Unknown Climber on Tai Chi (F6a). Photo: Karen Chan

3 – Daniels Dilema – F7c+
A truly bizarre route through the cave at the bottom of Sea Gully. Start on the left hand wall of the cave and climb up towards its roof. Continue through the cave using as many weird and wonderful techniques as possible to exit onto the wall at its far side.

The Far Side

Sea Gully5-01

1 – Take a Ride – F6a
Approach by scrambling left around the headland to the left wall of the cave entrance. Climb the loose white corner before moving right onto the orange headwall. Continue to anchors on the terrace above.
F.A. Danny Ng (2001)

2 – Ah Lun Central – F6a+
A good continuation pitch from the anchors at the end of Daniels Dilema. Climb the central pillar, between the two caves.
F.A. Ah Lun (1993)

3 – Daves Route – F7a**
Abseil 45m down the steep left (looking at it) side of the wall right of the cave to a semi hanging belay. From the belay climb up and left onto the very steep wall above.

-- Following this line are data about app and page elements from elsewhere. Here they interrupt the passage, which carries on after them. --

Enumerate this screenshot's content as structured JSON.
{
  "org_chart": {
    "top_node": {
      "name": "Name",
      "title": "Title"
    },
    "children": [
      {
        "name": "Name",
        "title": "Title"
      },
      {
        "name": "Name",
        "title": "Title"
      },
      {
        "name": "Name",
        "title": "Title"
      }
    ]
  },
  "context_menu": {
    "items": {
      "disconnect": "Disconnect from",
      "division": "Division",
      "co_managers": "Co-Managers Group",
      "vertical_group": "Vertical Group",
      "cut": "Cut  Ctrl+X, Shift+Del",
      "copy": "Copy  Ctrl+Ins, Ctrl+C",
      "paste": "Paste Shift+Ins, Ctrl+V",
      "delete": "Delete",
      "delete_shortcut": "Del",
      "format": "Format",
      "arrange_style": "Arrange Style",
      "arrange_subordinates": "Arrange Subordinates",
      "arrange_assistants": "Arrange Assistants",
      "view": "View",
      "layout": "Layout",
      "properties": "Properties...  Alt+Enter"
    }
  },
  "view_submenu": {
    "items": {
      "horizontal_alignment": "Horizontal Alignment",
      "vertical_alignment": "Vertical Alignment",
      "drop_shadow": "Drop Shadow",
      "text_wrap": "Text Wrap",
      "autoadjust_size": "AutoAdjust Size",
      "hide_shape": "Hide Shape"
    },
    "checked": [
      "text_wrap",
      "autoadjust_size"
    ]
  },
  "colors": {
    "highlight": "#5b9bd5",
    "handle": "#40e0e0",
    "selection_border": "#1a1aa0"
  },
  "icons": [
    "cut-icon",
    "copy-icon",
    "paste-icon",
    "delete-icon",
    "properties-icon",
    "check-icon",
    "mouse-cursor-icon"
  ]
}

Continue up this.
F.A. Dave Hessledon (1995)

4 – Whistle in the Wind – F7a*
An alternative start to Daves Route that traverses in from the right, avoiding the hanging belay but adding considerable rope drag.
F.A. Danny Ng (2001)

5 – Jacky Left – F6a
Climb the bolted line just left of the centre of the wall
F.A.Jacky Tang (1995)

6 – Jacky Right – F6b*
The bolted line just right of the centre of the wall.
F.A. Jacky Tang (1995)

7 – Wheel Within a Wheel – F6a+
A relatively short climb near the right hand end of the wall.
F.A. Danny Ng (2001)

8 – My Ideal – F6a*
The final climb up the wall gives an enjoyable pitch that is over all too soon.
F.A. Danny Ng (2001)

One response to “Sea Gully

  1. There is a nice variation to Waffer Wavers – climb it without using the arrete. Probably makes it 7b/+. Good fun on micro crimps. One of the clips becomes particularly arduous 🙂

Say something

Fill in your details below or click an icon to log in: Logo

You are commenting using your account. Log Out /  Change )

Google photo

You are commenting using your Google account. Log Out /  Change )

Twitter picture

You are commenting using your Twitter account. Log Out /  Change )

Facebook photo

You are commenting using your Facebook account. Log Out /  Change )

Connecting to %s